**** SUPPLIED DATA ****
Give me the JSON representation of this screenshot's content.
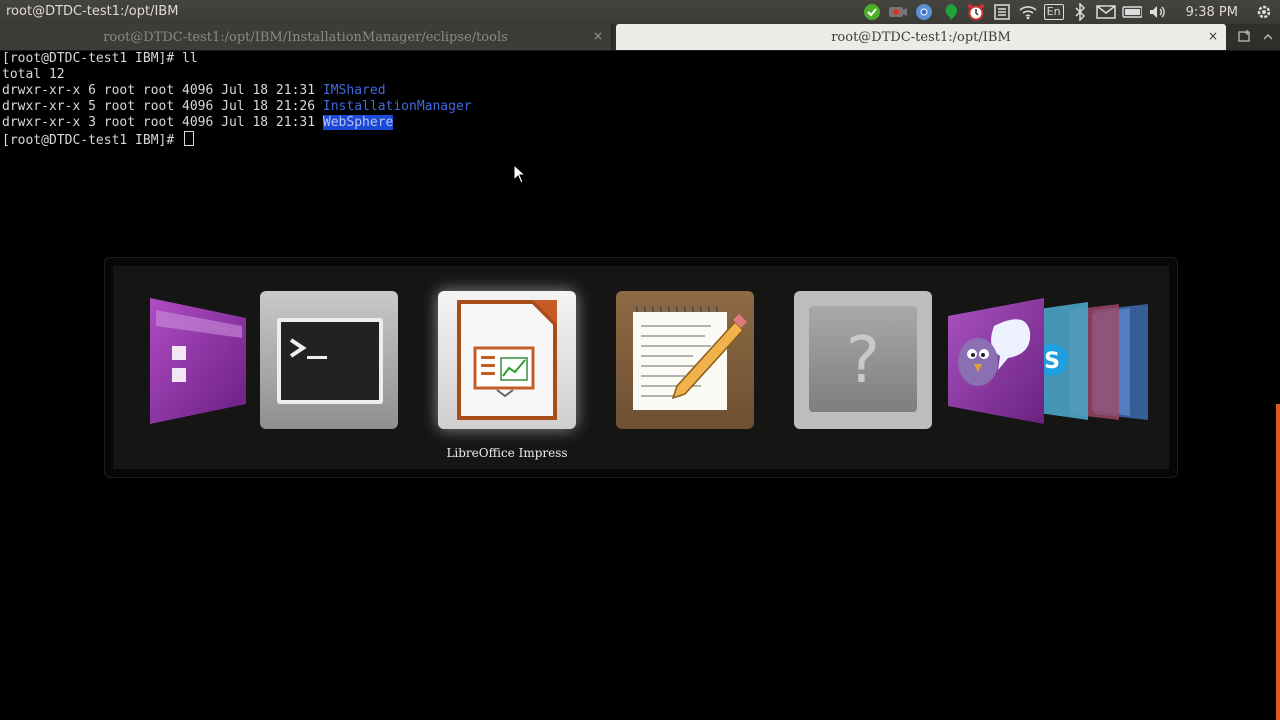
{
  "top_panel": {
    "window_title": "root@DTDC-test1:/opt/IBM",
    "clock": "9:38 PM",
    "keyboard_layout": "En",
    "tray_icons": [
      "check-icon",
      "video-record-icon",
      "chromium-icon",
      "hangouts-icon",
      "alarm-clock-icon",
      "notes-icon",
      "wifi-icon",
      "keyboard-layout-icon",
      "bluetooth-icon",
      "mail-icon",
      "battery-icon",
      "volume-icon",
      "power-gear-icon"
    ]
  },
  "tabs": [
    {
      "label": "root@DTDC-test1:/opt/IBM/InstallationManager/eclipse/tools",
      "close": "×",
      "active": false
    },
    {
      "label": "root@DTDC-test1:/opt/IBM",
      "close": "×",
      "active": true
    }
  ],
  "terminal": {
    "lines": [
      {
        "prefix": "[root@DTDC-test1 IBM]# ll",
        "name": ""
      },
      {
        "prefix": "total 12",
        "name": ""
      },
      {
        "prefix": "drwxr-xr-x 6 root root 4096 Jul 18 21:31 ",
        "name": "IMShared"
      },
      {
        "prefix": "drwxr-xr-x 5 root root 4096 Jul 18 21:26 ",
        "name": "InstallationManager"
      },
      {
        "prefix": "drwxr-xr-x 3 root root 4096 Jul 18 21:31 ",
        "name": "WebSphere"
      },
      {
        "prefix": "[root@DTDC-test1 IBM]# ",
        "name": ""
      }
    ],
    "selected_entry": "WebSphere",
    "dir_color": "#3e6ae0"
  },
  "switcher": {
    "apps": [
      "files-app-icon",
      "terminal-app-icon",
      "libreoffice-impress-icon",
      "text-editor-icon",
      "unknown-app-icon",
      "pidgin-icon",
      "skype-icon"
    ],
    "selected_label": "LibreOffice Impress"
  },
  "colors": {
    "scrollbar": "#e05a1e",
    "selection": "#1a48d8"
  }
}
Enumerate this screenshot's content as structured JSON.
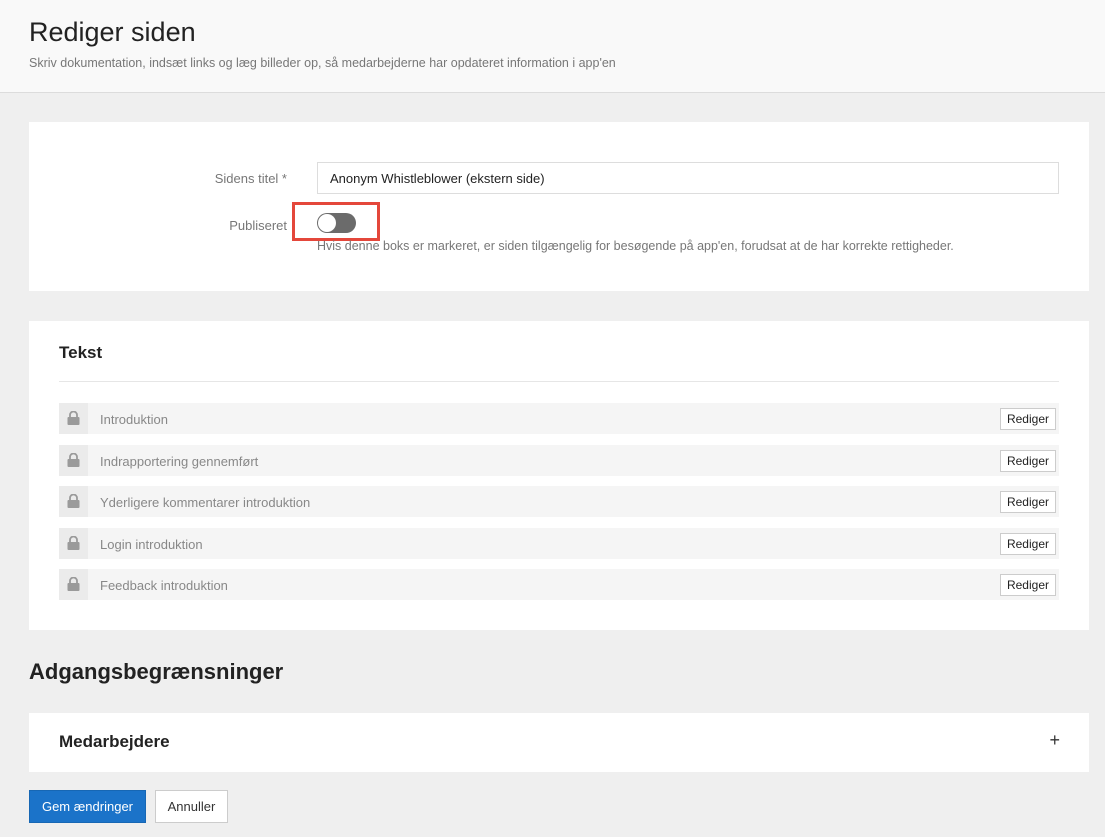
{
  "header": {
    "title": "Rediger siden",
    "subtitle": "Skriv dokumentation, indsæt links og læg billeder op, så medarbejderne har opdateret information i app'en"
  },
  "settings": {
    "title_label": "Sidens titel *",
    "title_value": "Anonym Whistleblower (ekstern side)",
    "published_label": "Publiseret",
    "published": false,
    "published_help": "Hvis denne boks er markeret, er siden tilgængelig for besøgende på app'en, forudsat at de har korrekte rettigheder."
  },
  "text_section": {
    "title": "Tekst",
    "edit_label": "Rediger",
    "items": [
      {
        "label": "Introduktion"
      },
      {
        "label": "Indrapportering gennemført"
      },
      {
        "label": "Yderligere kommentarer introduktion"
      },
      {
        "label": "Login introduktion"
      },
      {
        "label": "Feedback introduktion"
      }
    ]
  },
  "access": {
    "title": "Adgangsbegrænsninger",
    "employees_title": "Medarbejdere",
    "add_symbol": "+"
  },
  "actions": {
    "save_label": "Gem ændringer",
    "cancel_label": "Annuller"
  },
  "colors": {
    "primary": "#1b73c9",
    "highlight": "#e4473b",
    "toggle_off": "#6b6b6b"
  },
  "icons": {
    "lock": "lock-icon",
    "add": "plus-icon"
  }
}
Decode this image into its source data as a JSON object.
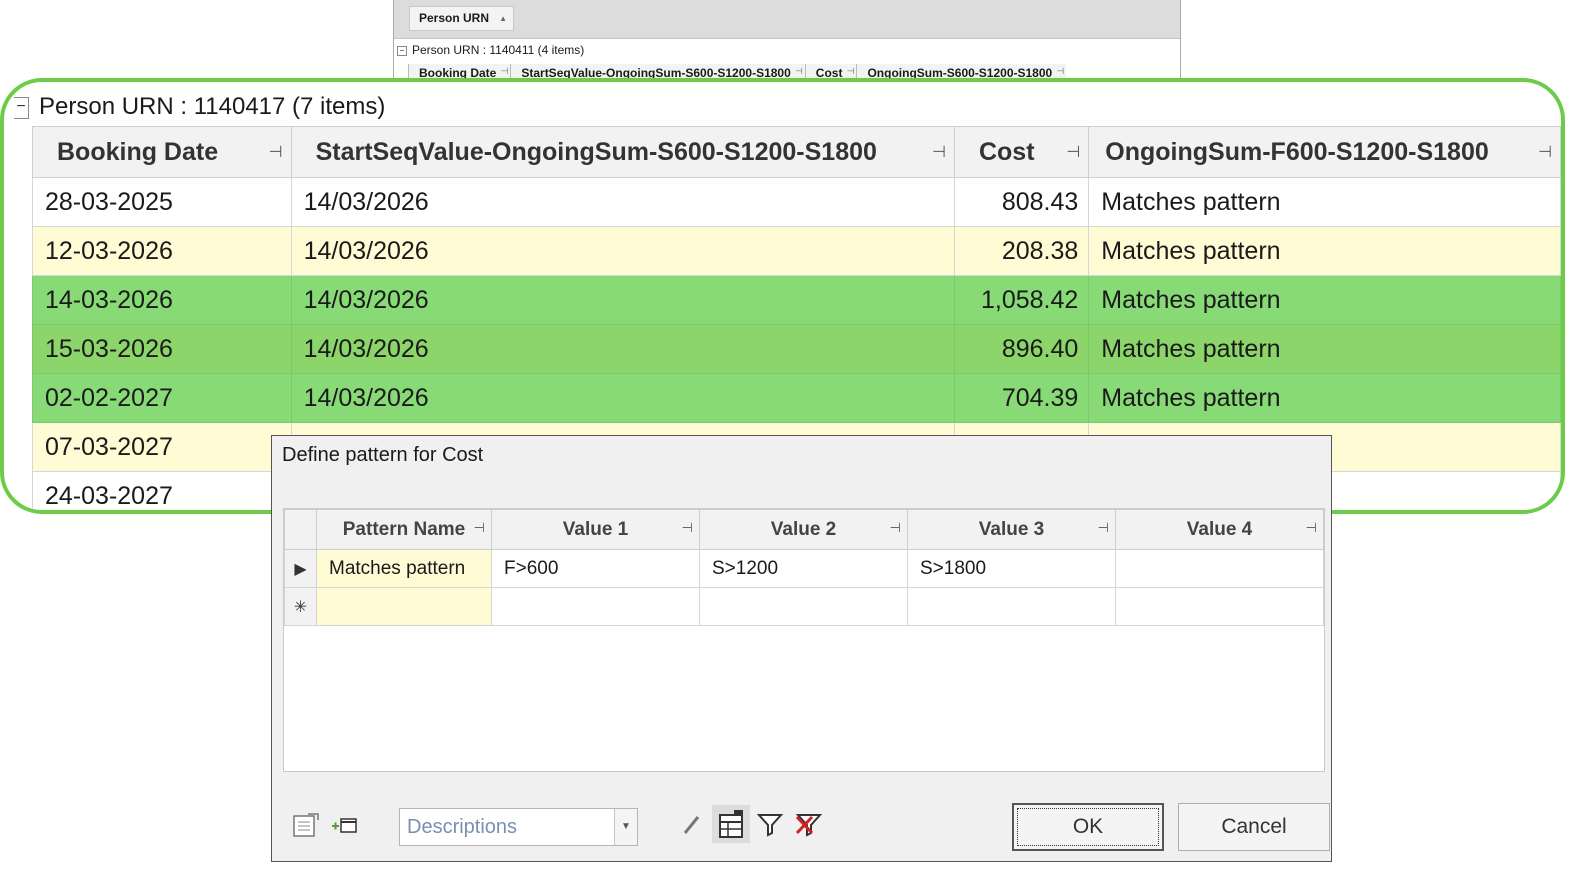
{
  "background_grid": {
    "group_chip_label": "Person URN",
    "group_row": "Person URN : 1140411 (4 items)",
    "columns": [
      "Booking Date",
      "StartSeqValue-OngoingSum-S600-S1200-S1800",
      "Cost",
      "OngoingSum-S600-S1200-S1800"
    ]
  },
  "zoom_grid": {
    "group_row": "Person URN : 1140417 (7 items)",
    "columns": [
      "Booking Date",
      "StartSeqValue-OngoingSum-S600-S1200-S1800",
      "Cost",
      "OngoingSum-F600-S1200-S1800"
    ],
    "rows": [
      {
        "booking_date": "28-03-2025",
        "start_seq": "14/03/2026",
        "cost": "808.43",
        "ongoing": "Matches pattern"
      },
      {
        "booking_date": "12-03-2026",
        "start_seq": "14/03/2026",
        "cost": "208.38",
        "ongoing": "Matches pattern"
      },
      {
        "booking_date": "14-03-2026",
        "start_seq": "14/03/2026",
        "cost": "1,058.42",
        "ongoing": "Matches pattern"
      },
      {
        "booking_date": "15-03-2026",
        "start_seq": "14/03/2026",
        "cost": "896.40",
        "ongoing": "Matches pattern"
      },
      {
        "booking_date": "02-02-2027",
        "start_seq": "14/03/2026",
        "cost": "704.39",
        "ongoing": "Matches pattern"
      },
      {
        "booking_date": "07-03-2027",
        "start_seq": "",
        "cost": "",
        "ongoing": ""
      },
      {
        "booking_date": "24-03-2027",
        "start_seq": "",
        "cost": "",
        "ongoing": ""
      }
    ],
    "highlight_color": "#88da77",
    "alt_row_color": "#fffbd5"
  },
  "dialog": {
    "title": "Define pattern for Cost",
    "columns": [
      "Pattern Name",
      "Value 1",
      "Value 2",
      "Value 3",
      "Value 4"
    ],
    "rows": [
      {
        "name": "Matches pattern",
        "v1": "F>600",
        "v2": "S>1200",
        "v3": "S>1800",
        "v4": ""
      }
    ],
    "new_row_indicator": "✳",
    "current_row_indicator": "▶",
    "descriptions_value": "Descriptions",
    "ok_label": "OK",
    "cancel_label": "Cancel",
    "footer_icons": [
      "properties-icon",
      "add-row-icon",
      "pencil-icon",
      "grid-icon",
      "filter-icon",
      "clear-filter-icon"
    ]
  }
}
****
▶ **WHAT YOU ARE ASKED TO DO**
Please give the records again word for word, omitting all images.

▶ **RESULT**
Give me the JSON representation of this screenshot's content.
{
  "top_panel": {
    "window_title": "root@DTDC-test1:/opt/IBM",
    "clock": "9:38 PM",
    "keyboard_layout": "En",
    "tray_icons": [
      "check-icon",
      "video-record-icon",
      "chromium-icon",
      "hangouts-icon",
      "alarm-clock-icon",
      "notes-icon",
      "wifi-icon",
      "keyboard-layout-icon",
      "bluetooth-icon",
      "mail-icon",
      "battery-icon",
      "volume-icon",
      "power-gear-icon"
    ]
  },
  "tabs": [
    {
      "label": "root@DTDC-test1:/opt/IBM/InstallationManager/eclipse/tools",
      "close": "×",
      "active": false
    },
    {
      "label": "root@DTDC-test1:/opt/IBM",
      "close": "×",
      "active": true
    }
  ],
  "terminal": {
    "lines": [
      {
        "prefix": "[root@DTDC-test1 IBM]# ll",
        "name": ""
      },
      {
        "prefix": "total 12",
        "name": ""
      },
      {
        "prefix": "drwxr-xr-x 6 root root 4096 Jul 18 21:31 ",
        "name": "IMShared"
      },
      {
        "prefix": "drwxr-xr-x 5 root root 4096 Jul 18 21:26 ",
        "name": "InstallationManager"
      },
      {
        "prefix": "drwxr-xr-x 3 root root 4096 Jul 18 21:31 ",
        "name": "WebSphere"
      },
      {
        "prefix": "[root@DTDC-test1 IBM]# ",
        "name": ""
      }
    ],
    "selected_entry": "WebSphere",
    "dir_color": "#3e6ae0"
  },
  "switcher": {
    "apps": [
      "files-app-icon",
      "terminal-app-icon",
      "libreoffice-impress-icon",
      "text-editor-icon",
      "unknown-app-icon",
      "pidgin-icon",
      "skype-icon"
    ],
    "selected_label": "LibreOffice Impress"
  },
  "colors": {
    "scrollbar": "#e05a1e",
    "selection": "#1a48d8"
  }
}
Enumerate this screenshot's content as structured JSON.
{
  "header": {
    "title": "Rediger siden",
    "subtitle": "Skriv dokumentation, indsæt links og læg billeder op, så medarbejderne har opdateret information i app'en"
  },
  "settings": {
    "title_label": "Sidens titel *",
    "title_value": "Anonym Whistleblower (ekstern side)",
    "published_label": "Publiseret",
    "published": false,
    "published_help": "Hvis denne boks er markeret, er siden tilgængelig for besøgende på app'en, forudsat at de har korrekte rettigheder."
  },
  "text_section": {
    "title": "Tekst",
    "edit_label": "Rediger",
    "items": [
      {
        "label": "Introduktion"
      },
      {
        "label": "Indrapportering gennemført"
      },
      {
        "label": "Yderligere kommentarer introduktion"
      },
      {
        "label": "Login introduktion"
      },
      {
        "label": "Feedback introduktion"
      }
    ]
  },
  "access": {
    "title": "Adgangsbegrænsninger",
    "employees_title": "Medarbejdere",
    "add_symbol": "+"
  },
  "actions": {
    "save_label": "Gem ændringer",
    "cancel_label": "Annuller"
  },
  "colors": {
    "primary": "#1b73c9",
    "highlight": "#e4473b",
    "toggle_off": "#6b6b6b"
  },
  "icons": {
    "lock": "lock-icon",
    "add": "plus-icon"
  }
}
Decode this image into its source data as a JSON object.
{
  "background_grid": {
    "group_chip_label": "Person URN",
    "group_row": "Person URN : 1140411 (4 items)",
    "columns": [
      "Booking Date",
      "StartSeqValue-OngoingSum-S600-S1200-S1800",
      "Cost",
      "OngoingSum-S600-S1200-S1800"
    ]
  },
  "zoom_grid": {
    "group_row": "Person URN : 1140417 (7 items)",
    "columns": [
      "Booking Date",
      "StartSeqValue-OngoingSum-S600-S1200-S1800",
      "Cost",
      "OngoingSum-F600-S1200-S1800"
    ],
    "rows": [
      {
        "booking_date": "28-03-2025",
        "start_seq": "14/03/2026",
        "cost": "808.43",
        "ongoing": "Matches pattern"
      },
      {
        "booking_date": "12-03-2026",
        "start_seq": "14/03/2026",
        "cost": "208.38",
        "ongoing": "Matches pattern"
      },
      {
        "booking_date": "14-03-2026",
        "start_seq": "14/03/2026",
        "cost": "1,058.42",
        "ongoing": "Matches pattern"
      },
      {
        "booking_date": "15-03-2026",
        "start_seq": "14/03/2026",
        "cost": "896.40",
        "ongoing": "Matches pattern"
      },
      {
        "booking_date": "02-02-2027",
        "start_seq": "14/03/2026",
        "cost": "704.39",
        "ongoing": "Matches pattern"
      },
      {
        "booking_date": "07-03-2027",
        "start_seq": "",
        "cost": "",
        "ongoing": ""
      },
      {
        "booking_date": "24-03-2027",
        "start_seq": "",
        "cost": "",
        "ongoing": ""
      }
    ],
    "highlight_color": "#88da77",
    "alt_row_color": "#fffbd5"
  },
  "dialog": {
    "title": "Define pattern for Cost",
    "columns": [
      "Pattern Name",
      "Value 1",
      "Value 2",
      "Value 3",
      "Value 4"
    ],
    "rows": [
      {
        "name": "Matches pattern",
        "v1": "F>600",
        "v2": "S>1200",
        "v3": "S>1800",
        "v4": ""
      }
    ],
    "new_row_indicator": "✳",
    "current_row_indicator": "▶",
    "descriptions_value": "Descriptions",
    "ok_label": "OK",
    "cancel_label": "Cancel",
    "footer_icons": [
      "properties-icon",
      "add-row-icon",
      "pencil-icon",
      "grid-icon",
      "filter-icon",
      "clear-filter-icon"
    ]
  }
}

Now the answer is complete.